The New York Times reported that Buffet—a close friend and bridge partner of Microsoft co-founder and former chairman Bill Gates for decades—gave no reason for his decision to cease his role as a trustee. It’s particularly notable because the 90-year-old Buffett gave $30.1 billion to the foundation in 2006 and, according to the Times, said in a statement he has since donated another $4 billion on top of that. In that statement, Buffett went out of his way to distance himself from the charitable organization, saying he hadn’t been active in the role for an unspecified time.
“For years I have been a trustee — an inactive trustee at that — of only one recipient of my funds, the Bill and Melinda Gates Foundation (BMG),” Buffett wrote in the statement. “I am now resigning from that post, just as I have done at all corporate boards other than Berkshire’s.”

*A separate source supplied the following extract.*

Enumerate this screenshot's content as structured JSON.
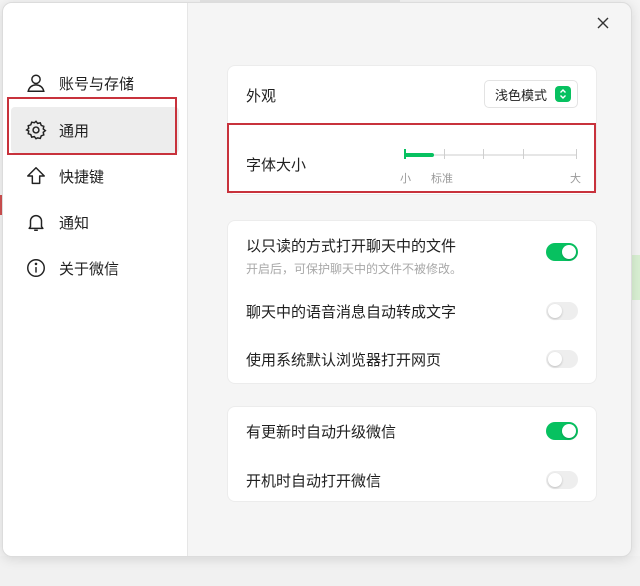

While Buffett may have elected not to explain his decision, it’s easy to speculate that it has something to do with a number of blows to Bill Gates’s reputation in recent years. Those include his impending divorce from his spouse Melinda, which reportedly has something to do with news breaking of his years-long habit of socializing with notorious, late billionaire pedophile Jeffrey Epstein (including at the latter’s residence) against her wishes. It also includes reports, acknowledged as true by spokespeople for Gates, that he had an affair with a Microsoft employee around the year 2000.
Microsoft launched an investigation into Gates’s inappropriate relationship with a subordinate in 2019. Around the same time, Gates resigned as the company’s chairman, though his spokespeople insisted there was no connection. Despite mounting evidence that he and Epstein hung out on numerous occasions and one report that the Microsoft founder even tried to lean on Epstein’s social connections to win himself a Nobel Peace Prize, spokespeople for Gates have similarly insisted he only met with the convicted pedophile in the hopes of attracting charitable donations. Gates resigned from Berkshire Hathaway’s board in 2000, though he went out of his way to specify his friendship with Buffett wasn’t ending.

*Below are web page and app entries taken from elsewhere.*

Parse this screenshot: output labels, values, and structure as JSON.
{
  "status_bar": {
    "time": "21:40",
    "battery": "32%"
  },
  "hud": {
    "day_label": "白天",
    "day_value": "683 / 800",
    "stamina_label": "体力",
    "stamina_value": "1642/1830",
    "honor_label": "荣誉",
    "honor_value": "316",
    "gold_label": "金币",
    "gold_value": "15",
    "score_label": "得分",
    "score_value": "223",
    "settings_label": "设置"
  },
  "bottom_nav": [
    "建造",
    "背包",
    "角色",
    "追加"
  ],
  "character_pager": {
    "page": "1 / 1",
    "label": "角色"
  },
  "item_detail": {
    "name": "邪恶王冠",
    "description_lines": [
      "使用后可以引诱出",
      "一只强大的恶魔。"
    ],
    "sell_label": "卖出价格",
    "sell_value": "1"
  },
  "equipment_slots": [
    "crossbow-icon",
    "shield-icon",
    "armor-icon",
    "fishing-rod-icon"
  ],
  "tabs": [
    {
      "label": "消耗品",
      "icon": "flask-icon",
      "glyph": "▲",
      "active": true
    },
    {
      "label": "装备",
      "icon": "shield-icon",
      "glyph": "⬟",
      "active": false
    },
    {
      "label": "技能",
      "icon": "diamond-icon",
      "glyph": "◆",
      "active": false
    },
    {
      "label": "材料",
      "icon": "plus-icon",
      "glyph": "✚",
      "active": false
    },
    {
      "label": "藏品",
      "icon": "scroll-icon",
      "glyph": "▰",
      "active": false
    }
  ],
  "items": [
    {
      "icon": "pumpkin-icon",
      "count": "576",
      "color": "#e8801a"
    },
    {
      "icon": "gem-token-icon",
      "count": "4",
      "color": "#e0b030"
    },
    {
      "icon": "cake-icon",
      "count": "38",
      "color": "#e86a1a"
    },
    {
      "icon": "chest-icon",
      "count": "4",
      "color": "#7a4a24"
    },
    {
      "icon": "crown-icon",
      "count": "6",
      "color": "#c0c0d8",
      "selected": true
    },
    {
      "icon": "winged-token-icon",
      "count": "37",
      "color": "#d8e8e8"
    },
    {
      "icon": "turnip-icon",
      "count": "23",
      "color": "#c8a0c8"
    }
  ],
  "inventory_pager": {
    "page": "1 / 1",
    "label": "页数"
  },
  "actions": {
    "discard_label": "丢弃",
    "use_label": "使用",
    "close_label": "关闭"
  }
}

Gates has also attracted a fair amount of flak related to his extensive efforts during the coronavirus pandemic to center intellectual property rights in the global vaccine distribution effort, though Berkshire Hathaway bought heavily into pharmaceutical stocks that would benefit from that. Joe Biden’s administration has said that he supports waiving the World Trade Organization’s Trade-Related Intellectual Property Rights for coronavirus vaccines, although the pharmaceutical industry has fought it strenuously.

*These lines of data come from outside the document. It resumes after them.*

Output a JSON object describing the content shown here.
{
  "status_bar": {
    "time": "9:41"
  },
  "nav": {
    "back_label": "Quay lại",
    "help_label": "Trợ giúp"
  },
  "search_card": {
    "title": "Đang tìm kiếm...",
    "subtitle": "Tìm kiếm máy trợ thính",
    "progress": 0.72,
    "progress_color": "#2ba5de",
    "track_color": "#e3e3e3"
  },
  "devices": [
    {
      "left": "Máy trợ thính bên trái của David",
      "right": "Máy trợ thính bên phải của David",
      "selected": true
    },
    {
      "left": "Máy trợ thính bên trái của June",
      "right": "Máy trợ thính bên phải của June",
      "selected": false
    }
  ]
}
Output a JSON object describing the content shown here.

Buffett, as the Times noted, has seen his own image take a hit recently. ProPublica recently published a leak of Internal Revenue Service documents showing despite a gain of $24.3 billion in Buffett’s net worth over the years 2014 to 2018, he was able to skate by paying just $23.7 million in taxes. In his statement to the paper, Buffett claimed he had “relatively little” income as most of his wealth was in Berkshire Hathaway holdings and that he only saved 40 cents in taxes for every $1,000 he donated.